About this task :: Each record below is to be reproduced without any change.

[Records from a dataset]
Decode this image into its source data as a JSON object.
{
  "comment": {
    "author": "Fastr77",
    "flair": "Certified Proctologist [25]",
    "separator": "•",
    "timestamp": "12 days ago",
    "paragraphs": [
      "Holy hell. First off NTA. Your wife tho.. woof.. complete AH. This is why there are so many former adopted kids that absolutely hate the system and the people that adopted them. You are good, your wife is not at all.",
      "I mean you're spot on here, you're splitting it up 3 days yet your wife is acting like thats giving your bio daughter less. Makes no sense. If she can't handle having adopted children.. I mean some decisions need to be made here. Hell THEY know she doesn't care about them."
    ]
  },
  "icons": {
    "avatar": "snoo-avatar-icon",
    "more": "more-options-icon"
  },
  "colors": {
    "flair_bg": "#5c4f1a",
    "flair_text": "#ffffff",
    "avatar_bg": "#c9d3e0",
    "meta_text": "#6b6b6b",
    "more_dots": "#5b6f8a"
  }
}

Answer to the problem ::
Decode this image into its source data as a JSON object.
{
  "comment": {
    "author": "Fastr77",
    "flair": "Certified Proctologist [25]",
    "separator": "•",
    "timestamp": "12 days ago",
    "paragraphs": [
      "Holy hell. First off NTA. Your wife tho.. woof.. complete AH. This is why there are so many former adopted kids that absolutely hate the system and the people that adopted them. You are good, your wife is not at all.",
      "I mean you're spot on here, you're splitting it up 3 days yet your wife is acting like thats giving your bio daughter less. Makes no sense. If she can't handle having adopted children.. I mean some decisions need to be made here. Hell THEY know she doesn't care about them."
    ]
  },
  "icons": {
    "avatar": "snoo-avatar-icon",
    "more": "more-options-icon"
  },
  "colors": {
    "flair_bg": "#5c4f1a",
    "flair_text": "#ffffff",
    "avatar_bg": "#c9d3e0",
    "meta_text": "#6b6b6b",
    "more_dots": "#5b6f8a"
  }
}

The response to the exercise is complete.